From 2004 to 2006, I presented collections during a short-lived partnership with my eyewear licensee. Later, with backing a factory I re-launched the Mojeans collection under the ┬ôBlack Label┬ö name, which featured a skull-winged logo for the Premium Streetwear Market.
From the later part of 2006 to 2011, I worked out of sight, mainly earning freelance and production work through my company DenimWork.com. Williamsburg Garment Company, Inc was originally set-up in 2009 to raise capital for a tailored collection called ┬ôFat Mattresses &nd Golden Underwear┬ö but exhausted with the process of seeking investors, I decided the time had come to take my own advice that I had given to many young designers seeking my guidance and approach launching a new collection as a new designer with limited funds.
Following my advice, the Williamsburg Garment Company brand was born and launched in November 2011. Williamsburg Garment Company is currently establishing a foundation in the world┬Æs top designer boutiques and denim specialty stores.
DB: If you could describe you brand in just 3 words, what would those be?
Bargain Quality Style.
DB: What can we expect from your AW13 collection?
I plan to make more basics non-basic while still remaining very basic.
DB: Do you have a favorite cut/jean you have designed?
For Men, the ┬ôGrand Street┬ö which is slim with a tapered leg opening and eased knee & lower thigh area. For Women it would be the ┬ôMetropolitan┬ö which initially was suppose to be a unisex jean but landed firmly as a relaxed fit rigid straight leg for women. In this style we offer our only Raw Denim for women.
DB: What makes your denim brand so different to the others?
1. The lack of branding while still being branded via our coin pocket detail.
2. Our incredible fit. I didn’┬Æt go out and copy other brands fits, during my time with no product on the market I found good fits and improved them. For the Grand Street, I found a popular brands slim fit too big in the waist which caused too much bulking of fabric at the waist when wearing a belt. I also made the leg opening smaller for a better look with high top sneakers, boots and rolling the cuff for low cut shoes. I tweaked the knee and thigh areas as well.

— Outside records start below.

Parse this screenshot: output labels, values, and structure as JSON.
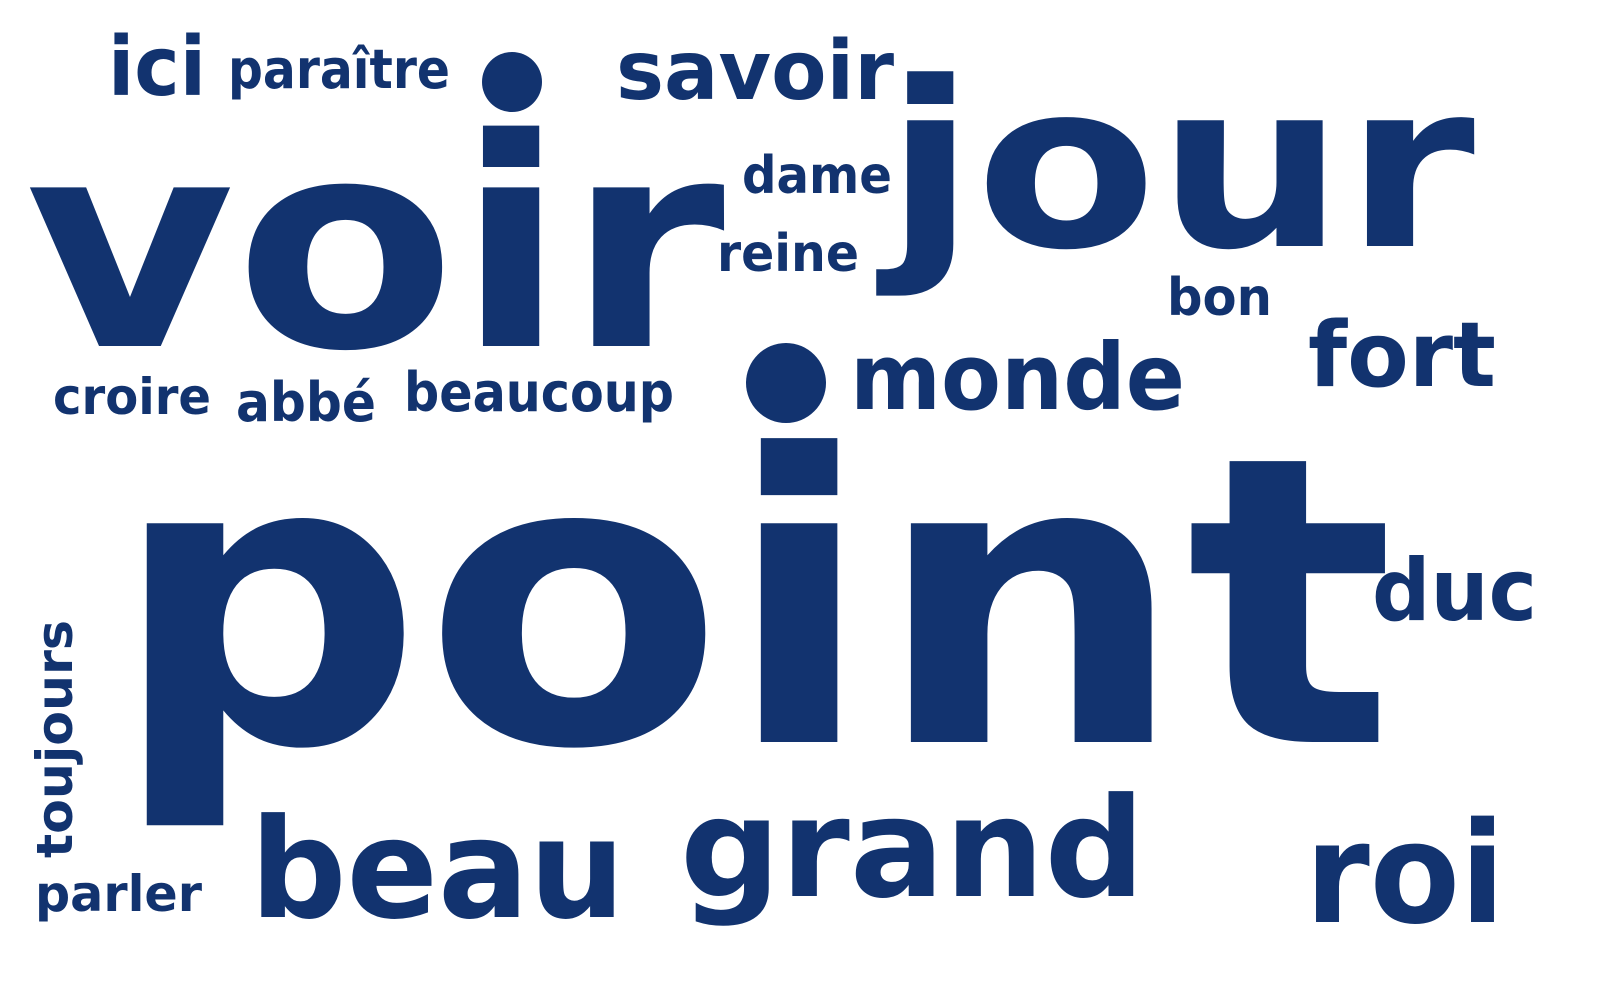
{
  "cloud": {
    "color": "#12336f",
    "words": {
      "point": "point",
      "voir": "voir",
      "jour": "jour",
      "grand": "grand",
      "beau": "beau",
      "roi": "roi",
      "monde": "monde",
      "fort": "fort",
      "savoir": "savoir",
      "duc": "duc",
      "ici": "ici",
      "paraitre": "paraître",
      "dame": "dame",
      "reine": "reine",
      "bon": "bon",
      "croire": "croire",
      "abbe": "abbé",
      "beaucoup": "beaucoup",
      "toujours": "toujours",
      "parler": "parler"
    },
    "bullet_glyph": "•"
  }
}
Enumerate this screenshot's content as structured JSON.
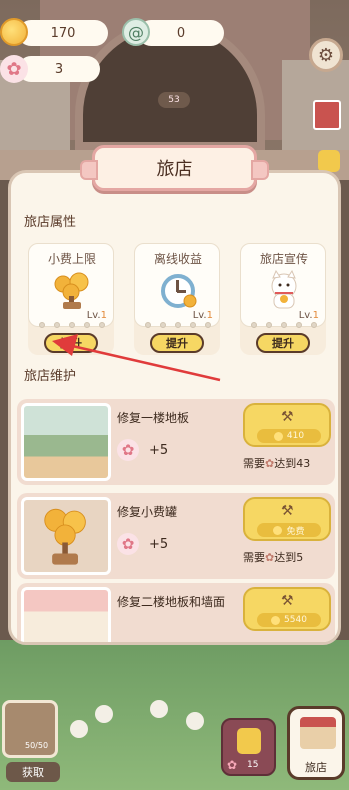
{
  "hud": {
    "coins": "170",
    "swirl": "0",
    "blossoms": "3",
    "sign_count": "53"
  },
  "panel": {
    "title": "旅店",
    "attributes_label": "旅店属性",
    "attributes": [
      {
        "name": "小费上限",
        "lv_prefix": "Lv.",
        "lv": "1",
        "button": "提升",
        "icon": "coin-tree-icon"
      },
      {
        "name": "离线收益",
        "lv_prefix": "Lv.",
        "lv": "1",
        "button": "提升",
        "icon": "alarm-clock-icon"
      },
      {
        "name": "旅店宣传",
        "lv_prefix": "Lv.",
        "lv": "1",
        "button": "提升",
        "icon": "lucky-cat-icon"
      }
    ],
    "maintenance_label": "旅店维护",
    "maintenance": [
      {
        "name": "修复一楼地板",
        "reward": "+5",
        "price": "410",
        "need_prefix": "需要",
        "need_suffix": "达到43"
      },
      {
        "name": "修复小费罐",
        "reward": "+5",
        "price": "免费",
        "need_prefix": "需要",
        "need_suffix": "达到5"
      },
      {
        "name": "修复二楼地板和墙面",
        "reward": "",
        "price": "5540",
        "need_prefix": "",
        "need_suffix": ""
      }
    ]
  },
  "bottom": {
    "album_count": "50/50",
    "get_button": "获取",
    "locked_count": "15",
    "shop_label": "旅店"
  },
  "colors": {
    "accent_yellow": "#f6d763",
    "panel_bg": "#fbf5ea",
    "pink_border": "#e4a7a3",
    "arrow_red": "#e03b3b"
  }
}
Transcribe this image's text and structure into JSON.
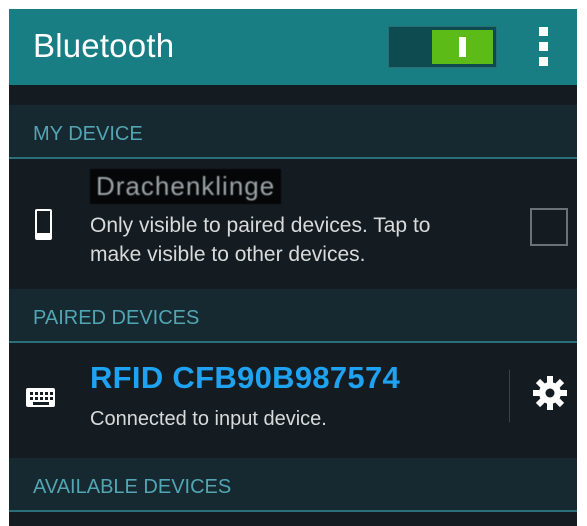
{
  "header": {
    "title": "Bluetooth",
    "toggle_state": "on",
    "toggle_color": "#5dbb17",
    "accent_color": "#197e84",
    "menu_icon": "overflow-menu-icon"
  },
  "sections": {
    "my_device": "MY DEVICE",
    "paired_devices": "PAIRED DEVICES",
    "available_devices": "AVAILABLE DEVICES"
  },
  "my_device": {
    "name": "Drachenklinge",
    "subtitle_line1": "Only visible to paired devices. Tap to",
    "subtitle_line2": "make visible to other devices.",
    "icon": "phone-icon",
    "visible_checked": false
  },
  "paired": [
    {
      "name": "RFID CFB90B987574",
      "status": "Connected to input device.",
      "icon": "keyboard-icon",
      "settings_icon": "gear-icon",
      "name_color": "#1ea2f1"
    }
  ]
}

3. Last and most importantly, when I started this brand I knew I couldn┬Æ’t compete with big brands in the traditional ways of doing business so I decided to go back to the old days of doing business with a high level of customer / personal service. A ┬ôsmall time operation┬ö but in the modern world using technology as a aid. About 40% of my time is spent on my website, customers and their orders. I think no major brand can say their designer or company owner personally answers every customers email as well as ships and inspects 95% (sometimes I have to go out of town) of web orders.
DB: How many jeans do you personally own?

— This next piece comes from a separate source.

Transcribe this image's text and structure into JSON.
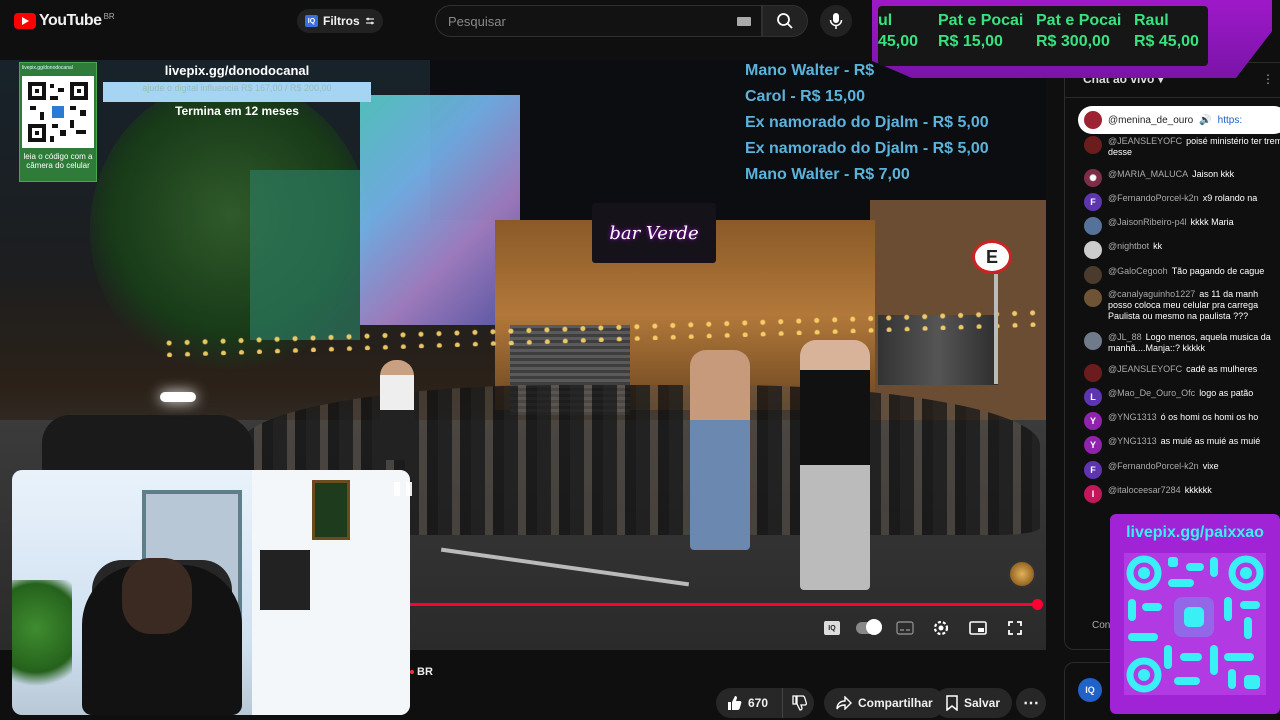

I don┬Æt know, but I usually keep 1 pair in heavy rotation, wearing it nearly everyday until it’┬Æs worn enough, until it┬Æ’s retired as a wash master copy.
DB: What makes you love denim so much?
I don┬Æt know. Runners run, Singers sing, I like to do denim.
DB: Thank you so much Maurice!